Top of RECORDS SUPPLIED

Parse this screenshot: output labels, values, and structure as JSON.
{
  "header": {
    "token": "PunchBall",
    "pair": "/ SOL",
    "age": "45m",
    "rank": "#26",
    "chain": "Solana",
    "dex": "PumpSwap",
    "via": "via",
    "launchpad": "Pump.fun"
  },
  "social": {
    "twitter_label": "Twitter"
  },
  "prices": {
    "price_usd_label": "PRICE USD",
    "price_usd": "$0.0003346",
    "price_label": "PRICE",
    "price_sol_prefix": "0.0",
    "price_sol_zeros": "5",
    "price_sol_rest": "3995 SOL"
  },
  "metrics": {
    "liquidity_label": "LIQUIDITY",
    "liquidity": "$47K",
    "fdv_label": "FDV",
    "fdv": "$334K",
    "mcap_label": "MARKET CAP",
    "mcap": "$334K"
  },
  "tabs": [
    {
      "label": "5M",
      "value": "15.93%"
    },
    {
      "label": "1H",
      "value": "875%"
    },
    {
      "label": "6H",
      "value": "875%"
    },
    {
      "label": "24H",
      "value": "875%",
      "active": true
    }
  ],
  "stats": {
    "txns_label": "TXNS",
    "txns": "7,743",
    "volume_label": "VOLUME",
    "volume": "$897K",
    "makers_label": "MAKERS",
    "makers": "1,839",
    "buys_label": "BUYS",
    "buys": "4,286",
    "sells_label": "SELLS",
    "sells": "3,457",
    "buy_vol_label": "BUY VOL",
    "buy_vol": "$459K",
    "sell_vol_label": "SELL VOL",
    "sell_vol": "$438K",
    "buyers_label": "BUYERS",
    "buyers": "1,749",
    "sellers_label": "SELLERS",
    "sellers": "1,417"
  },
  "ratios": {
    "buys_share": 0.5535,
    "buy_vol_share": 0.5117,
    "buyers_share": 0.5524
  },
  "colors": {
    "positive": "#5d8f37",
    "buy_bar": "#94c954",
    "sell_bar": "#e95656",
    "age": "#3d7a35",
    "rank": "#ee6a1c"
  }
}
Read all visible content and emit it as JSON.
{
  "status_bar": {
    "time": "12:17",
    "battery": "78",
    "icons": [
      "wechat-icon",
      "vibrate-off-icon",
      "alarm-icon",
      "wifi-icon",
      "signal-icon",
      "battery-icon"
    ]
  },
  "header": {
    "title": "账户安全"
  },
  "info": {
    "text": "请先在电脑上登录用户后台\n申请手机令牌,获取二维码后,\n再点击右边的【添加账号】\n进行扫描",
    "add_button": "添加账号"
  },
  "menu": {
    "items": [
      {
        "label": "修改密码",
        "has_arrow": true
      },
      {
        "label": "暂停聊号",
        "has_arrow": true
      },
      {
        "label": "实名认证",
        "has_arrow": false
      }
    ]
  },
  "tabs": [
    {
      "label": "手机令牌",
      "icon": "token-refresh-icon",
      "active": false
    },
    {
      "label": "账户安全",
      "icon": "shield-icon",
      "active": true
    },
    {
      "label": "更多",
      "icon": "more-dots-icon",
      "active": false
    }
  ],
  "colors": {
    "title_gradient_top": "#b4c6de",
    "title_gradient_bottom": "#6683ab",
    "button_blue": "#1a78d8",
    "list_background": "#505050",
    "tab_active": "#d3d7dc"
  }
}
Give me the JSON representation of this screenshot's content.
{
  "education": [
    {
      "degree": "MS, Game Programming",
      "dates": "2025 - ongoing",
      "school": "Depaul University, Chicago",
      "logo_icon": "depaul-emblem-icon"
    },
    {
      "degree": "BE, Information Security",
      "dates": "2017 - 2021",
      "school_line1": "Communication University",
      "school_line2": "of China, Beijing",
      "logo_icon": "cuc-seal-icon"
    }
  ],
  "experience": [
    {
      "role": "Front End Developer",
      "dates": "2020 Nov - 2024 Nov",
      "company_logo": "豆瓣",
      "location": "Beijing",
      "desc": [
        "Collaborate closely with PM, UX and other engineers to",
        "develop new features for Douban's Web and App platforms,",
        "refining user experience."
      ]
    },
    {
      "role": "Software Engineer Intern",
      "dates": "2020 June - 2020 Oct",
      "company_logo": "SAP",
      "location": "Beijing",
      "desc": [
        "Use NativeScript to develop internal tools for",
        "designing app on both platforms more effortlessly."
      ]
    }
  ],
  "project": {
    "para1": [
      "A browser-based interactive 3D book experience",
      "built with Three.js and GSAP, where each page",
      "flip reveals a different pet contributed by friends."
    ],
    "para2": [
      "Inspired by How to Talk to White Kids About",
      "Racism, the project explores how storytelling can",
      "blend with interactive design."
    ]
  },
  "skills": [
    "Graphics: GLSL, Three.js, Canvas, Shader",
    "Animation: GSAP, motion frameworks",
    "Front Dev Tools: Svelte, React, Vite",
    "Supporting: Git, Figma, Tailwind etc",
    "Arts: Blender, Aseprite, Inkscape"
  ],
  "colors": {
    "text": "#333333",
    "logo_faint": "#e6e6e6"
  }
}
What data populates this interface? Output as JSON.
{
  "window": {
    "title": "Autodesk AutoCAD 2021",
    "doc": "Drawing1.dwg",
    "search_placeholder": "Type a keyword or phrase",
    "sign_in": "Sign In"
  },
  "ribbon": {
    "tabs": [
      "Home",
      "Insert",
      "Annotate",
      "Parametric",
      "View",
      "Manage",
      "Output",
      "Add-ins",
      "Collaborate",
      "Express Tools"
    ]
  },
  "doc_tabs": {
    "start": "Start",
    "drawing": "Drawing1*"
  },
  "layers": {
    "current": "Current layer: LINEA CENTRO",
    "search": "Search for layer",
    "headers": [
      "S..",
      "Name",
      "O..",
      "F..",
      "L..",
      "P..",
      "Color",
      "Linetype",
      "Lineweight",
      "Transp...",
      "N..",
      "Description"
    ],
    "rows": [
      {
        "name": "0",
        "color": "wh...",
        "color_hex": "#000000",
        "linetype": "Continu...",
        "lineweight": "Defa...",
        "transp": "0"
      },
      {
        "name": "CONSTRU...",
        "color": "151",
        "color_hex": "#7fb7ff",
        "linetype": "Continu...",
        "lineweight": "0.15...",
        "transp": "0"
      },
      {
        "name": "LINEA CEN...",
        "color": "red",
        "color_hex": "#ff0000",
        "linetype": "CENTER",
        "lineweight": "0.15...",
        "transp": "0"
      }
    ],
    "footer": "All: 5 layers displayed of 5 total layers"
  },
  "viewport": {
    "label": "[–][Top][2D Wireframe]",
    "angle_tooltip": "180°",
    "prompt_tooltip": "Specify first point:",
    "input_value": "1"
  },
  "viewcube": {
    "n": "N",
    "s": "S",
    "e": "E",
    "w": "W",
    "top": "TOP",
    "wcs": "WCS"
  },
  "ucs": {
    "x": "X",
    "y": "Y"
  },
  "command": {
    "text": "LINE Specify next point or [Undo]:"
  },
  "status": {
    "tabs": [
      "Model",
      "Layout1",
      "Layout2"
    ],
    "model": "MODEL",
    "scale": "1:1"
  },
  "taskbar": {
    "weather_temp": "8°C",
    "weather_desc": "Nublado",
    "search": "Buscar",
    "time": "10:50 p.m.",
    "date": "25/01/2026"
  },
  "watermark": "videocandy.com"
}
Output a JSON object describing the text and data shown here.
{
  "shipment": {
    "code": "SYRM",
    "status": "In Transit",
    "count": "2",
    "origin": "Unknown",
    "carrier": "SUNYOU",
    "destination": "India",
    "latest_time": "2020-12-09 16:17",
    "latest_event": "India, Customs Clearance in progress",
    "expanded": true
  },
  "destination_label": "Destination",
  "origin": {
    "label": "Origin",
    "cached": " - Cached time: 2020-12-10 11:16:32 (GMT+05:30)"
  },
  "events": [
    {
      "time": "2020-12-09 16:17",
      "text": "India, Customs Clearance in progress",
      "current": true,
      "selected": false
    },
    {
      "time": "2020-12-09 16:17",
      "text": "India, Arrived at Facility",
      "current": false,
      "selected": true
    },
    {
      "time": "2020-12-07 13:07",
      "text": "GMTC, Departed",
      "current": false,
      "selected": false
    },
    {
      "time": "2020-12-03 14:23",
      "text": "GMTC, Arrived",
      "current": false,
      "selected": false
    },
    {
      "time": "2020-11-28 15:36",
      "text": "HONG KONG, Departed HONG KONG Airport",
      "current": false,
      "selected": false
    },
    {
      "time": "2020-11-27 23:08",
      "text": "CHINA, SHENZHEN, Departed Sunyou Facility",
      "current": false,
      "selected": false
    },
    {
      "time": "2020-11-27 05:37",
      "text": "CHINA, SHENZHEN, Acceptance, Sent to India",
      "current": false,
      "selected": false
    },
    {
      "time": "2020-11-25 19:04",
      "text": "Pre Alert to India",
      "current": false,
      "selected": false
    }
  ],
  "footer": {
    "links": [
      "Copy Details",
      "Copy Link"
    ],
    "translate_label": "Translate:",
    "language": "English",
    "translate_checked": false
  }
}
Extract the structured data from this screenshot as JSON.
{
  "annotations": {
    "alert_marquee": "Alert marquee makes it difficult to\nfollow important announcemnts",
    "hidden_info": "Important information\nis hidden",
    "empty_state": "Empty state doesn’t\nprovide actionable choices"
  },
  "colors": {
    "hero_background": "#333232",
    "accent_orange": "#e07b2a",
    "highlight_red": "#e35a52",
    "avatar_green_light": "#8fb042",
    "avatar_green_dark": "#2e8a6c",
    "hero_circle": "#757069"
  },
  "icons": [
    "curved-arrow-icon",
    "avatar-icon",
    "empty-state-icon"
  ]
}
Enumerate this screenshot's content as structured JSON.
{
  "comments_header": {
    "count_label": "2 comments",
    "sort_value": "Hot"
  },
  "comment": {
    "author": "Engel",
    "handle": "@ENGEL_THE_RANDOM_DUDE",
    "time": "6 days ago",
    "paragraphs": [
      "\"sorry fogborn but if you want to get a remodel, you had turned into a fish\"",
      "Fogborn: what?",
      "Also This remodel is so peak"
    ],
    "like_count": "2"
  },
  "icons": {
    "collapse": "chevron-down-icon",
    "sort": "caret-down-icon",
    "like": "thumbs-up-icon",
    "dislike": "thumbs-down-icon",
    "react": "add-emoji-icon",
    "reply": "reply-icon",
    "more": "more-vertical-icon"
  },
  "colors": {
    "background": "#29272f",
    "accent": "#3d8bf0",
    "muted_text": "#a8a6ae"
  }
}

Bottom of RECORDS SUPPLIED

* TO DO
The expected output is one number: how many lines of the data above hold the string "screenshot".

* WRITTEN RESPONSE
4